- Oxford Hills High School principals go the extra mile for graduating seniors
- CDC releases new guidelines for reopening schools, restaurants
- About $425 million in unemployment benefits has been paid out to Mainers since March 15
- Nearly 39 million have filed for unemployment since virus hit
- President Trump to tour Ford's repurposed ventilator assembly plant near Detroit
- Program to help Maine's small businesses relaunch and recover from coronavirus pandemic begins
- Drugmaker to make coronavirus vaccine in Portsmouth, New Hampshire
- Bill would give $4,000 tax credit to retrain workers who lost jobs in pandemic
- Bed and breakfast dream crushed by coronavirus, COVID-19
- CDC says coronavirus 'does not spread easily' on surfaces, objects
- Most coronavirus cases reported in single day as total approaches 5 million
- Nearly $200,000 in unemployment benefits paid out to 53 inmates
- Guidelines for camping in Maine Memorial Day Weekend amid coronavirus, COVID-19 pandemic
- Costco eases restrictions on number of customers that can enter
- Can you ask to get your stimulus check on a debit card?
- The Maine Red Claws, TD Bank continue to ‘Fuel the Frontline’ in Portland
- After caring for her sick grandfather, this Bangor nurse knew she'd found her calling
- Residents of Portland apartment building to be tested Wednesday following coronavirus, COVID-19 outbreak
- Sunday River Brewing Company says it got licenses back, plans to start serving alcohol Wednesday
- Maine DOC confirms positive COVID-19 case in prisoner
- 17 employees, 4 residents test positive for COVID-19 at senior living facility in Auburn
Dr. Nirav Shah made clear that when the Maine CDC reports deaths, they are reporting that someone has died who had been confirmed positive with COVID-19, not the cause of death specifically. The cause of death determination is left to the medical examiner.

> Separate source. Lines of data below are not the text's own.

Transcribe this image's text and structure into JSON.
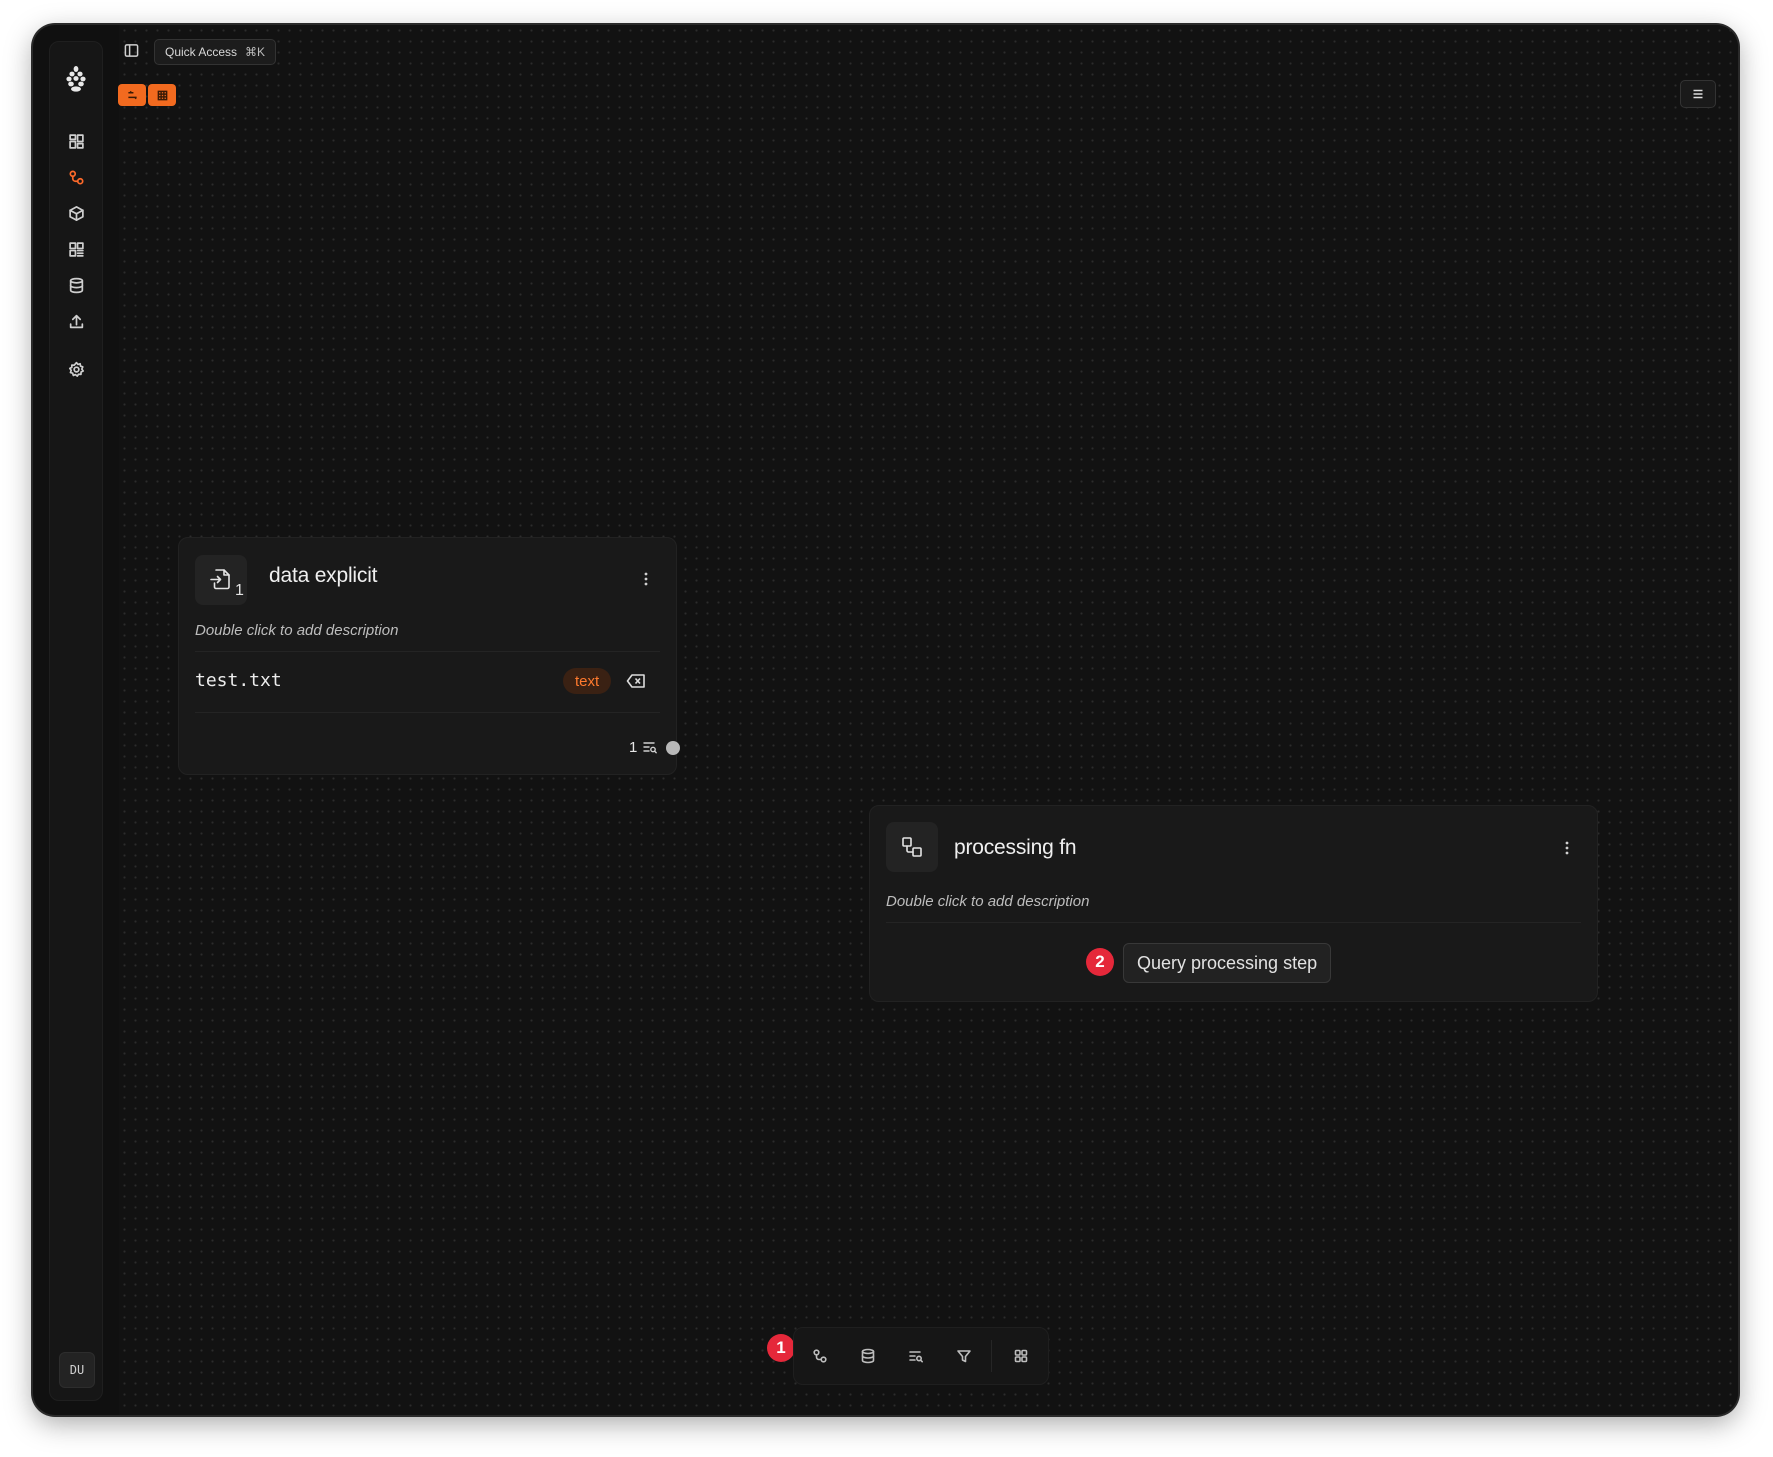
{
  "topbar": {
    "quick_access_label": "Quick Access",
    "quick_access_shortcut": "⌘K"
  },
  "sidebar": {
    "items": [
      {
        "name": "dashboard",
        "icon": "dashboard-icon",
        "active": false
      },
      {
        "name": "pipelines",
        "icon": "pipeline-icon",
        "active": true
      },
      {
        "name": "models",
        "icon": "cube-icon",
        "active": false
      },
      {
        "name": "components",
        "icon": "components-icon",
        "active": false
      },
      {
        "name": "database",
        "icon": "database-icon",
        "active": false
      },
      {
        "name": "upload",
        "icon": "upload-icon",
        "active": false
      },
      {
        "name": "settings",
        "icon": "gear-icon",
        "active": false
      }
    ],
    "avatar_initials": "DU"
  },
  "colors": {
    "accent": "#f26a1f",
    "badge": "#e5283a",
    "background": "#121212",
    "panel": "#191919"
  },
  "nodes": {
    "data": {
      "title": "data explicit",
      "icon_count": "1",
      "description": "Double click to add description",
      "file_name": "test.txt",
      "file_type": "text",
      "output_count": "1"
    },
    "processing": {
      "title": "processing fn",
      "description": "Double click to add description",
      "badge": "2",
      "query_button_label": "Query processing step"
    }
  },
  "bottom_toolbar": {
    "badge": "1",
    "tools": [
      "pipeline-icon",
      "database-icon",
      "query-icon",
      "filter-icon",
      "grid-icon"
    ]
  }
}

According to Maine CDC Director Dr. Nirav Shah, as of a few days ago, there were roughly 2,900 Mainers tested each week. This includes people tested through the state lab in Augusta, as well as large commercial testing companies like LabCorp. Dr. Shah said right now, the positivity rate is over 5%, meaning for every 100 people tested, about 5 or 6 are positive. Compared to other states, whose positivity rates are 10 or 15%, Maine is doing better, Dr. Shah says. He says he'd like to see Maine's positivity rate around 2%, which is what South Korea's is. To do that, Dr. Shah says testing must increase two or three-fold.
- Maine food resources and retail adjustments
- How to file for Maine unemployment
- Will you get a stimulus check if you receive Social Security or disability, or didn’t file a tax return?
- Stimulus check calculator: See how much you'll likely be getting
- Millions of Americans will soon get stimulus checks. But here's who won't.
- Maine small businesses can apply for 'forgivable loans'
- Maine school and business closings
- What shelter-in-place, stay-at-home orders mean
- What Homeland Security deems 'essential businesses'
MAINE CDC BRIEFINGS
Coronavirus, COVID-19 Background
The official name for the coronavirus is “SARS-CoV-2” and the disease it causes is named “coronavirus disease 2019” or “COVID-19” for short. Coronavirus is a family of viruses, which can infect people and animals. The viruses can cause the common cold or more serious diseases like SARS, MERS, and COVID-19.
The CDC says symptoms of the coronavirus include fever, cough, difficulty breathing, and in some cases sore throat.
The CDC says there are simple steps to take to reduce the possible spread of COVID-19:
- Wash your hands often with soap and water for at least 20 seconds or use alcohol-based hand sanitizer
- Avoid close contact with people who are sick
- Avoid touching your eyes, nose, and mouth with unwashed hands
- Stay home while you're sick and avoid close contact with others
The Maine Centers for Disease Control (CDC) announced on Tuesday, March 10 that they would be holding daily coronavirus briefings with director Dr. Nirav Shah to keep the public up to date on the situation in Maine.